Exercise directions >> For this exercise, retype each line of the material below verbatim and omit any picture.

(Task input)

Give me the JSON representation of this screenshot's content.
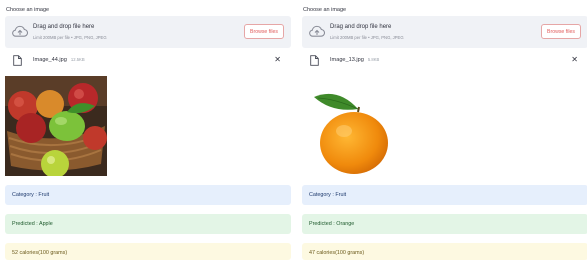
{
  "panels": [
    {
      "choose_label": "Choose an image",
      "dropzone": {
        "title": "Drag and drop file here",
        "subtitle": "Limit 200MB per file • JPG, PNG, JPEG",
        "browse_label": "Browse files",
        "icon": "cloud-upload-icon"
      },
      "file": {
        "name": "Image_44.jpg",
        "size": "12.5KB",
        "icon": "file-icon"
      },
      "image": {
        "subject": "fruit basket with apples"
      },
      "category_text": "Category : Fruit",
      "predicted_text": "Predicted : Apple",
      "calories_text": "52 calories(100 grams)"
    },
    {
      "choose_label": "Choose an image",
      "dropzone": {
        "title": "Drag and drop file here",
        "subtitle": "Limit 200MB per file • JPG, PNG, JPEG",
        "browse_label": "Browse files",
        "icon": "cloud-upload-icon"
      },
      "file": {
        "name": "Image_13.jpg",
        "size": "5.8KB",
        "icon": "file-icon"
      },
      "image": {
        "subject": "orange with leaf"
      },
      "category_text": "Category : Fruit",
      "predicted_text": "Predicted : Orange",
      "calories_text": "47 calories(100 grams)"
    }
  ],
  "colors": {
    "dropzone_bg": "#f0f2f6",
    "browse_border": "#e6a6a6",
    "browse_text": "#e05b5b",
    "category_bg": "#e6effc",
    "predicted_bg": "#e3f5e6",
    "calories_bg": "#fdf9e1"
  }
}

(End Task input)

Exercise result >>
Give me the JSON representation of this screenshot's content.
{
  "panels": [
    {
      "choose_label": "Choose an image",
      "dropzone": {
        "title": "Drag and drop file here",
        "subtitle": "Limit 200MB per file • JPG, PNG, JPEG",
        "browse_label": "Browse files",
        "icon": "cloud-upload-icon"
      },
      "file": {
        "name": "Image_44.jpg",
        "size": "12.5KB",
        "icon": "file-icon"
      },
      "image": {
        "subject": "fruit basket with apples"
      },
      "category_text": "Category : Fruit",
      "predicted_text": "Predicted : Apple",
      "calories_text": "52 calories(100 grams)"
    },
    {
      "choose_label": "Choose an image",
      "dropzone": {
        "title": "Drag and drop file here",
        "subtitle": "Limit 200MB per file • JPG, PNG, JPEG",
        "browse_label": "Browse files",
        "icon": "cloud-upload-icon"
      },
      "file": {
        "name": "Image_13.jpg",
        "size": "5.8KB",
        "icon": "file-icon"
      },
      "image": {
        "subject": "orange with leaf"
      },
      "category_text": "Category : Fruit",
      "predicted_text": "Predicted : Orange",
      "calories_text": "47 calories(100 grams)"
    }
  ],
  "colors": {
    "dropzone_bg": "#f0f2f6",
    "browse_border": "#e6a6a6",
    "browse_text": "#e05b5b",
    "category_bg": "#e6effc",
    "predicted_bg": "#e3f5e6",
    "calories_bg": "#fdf9e1"
  }
}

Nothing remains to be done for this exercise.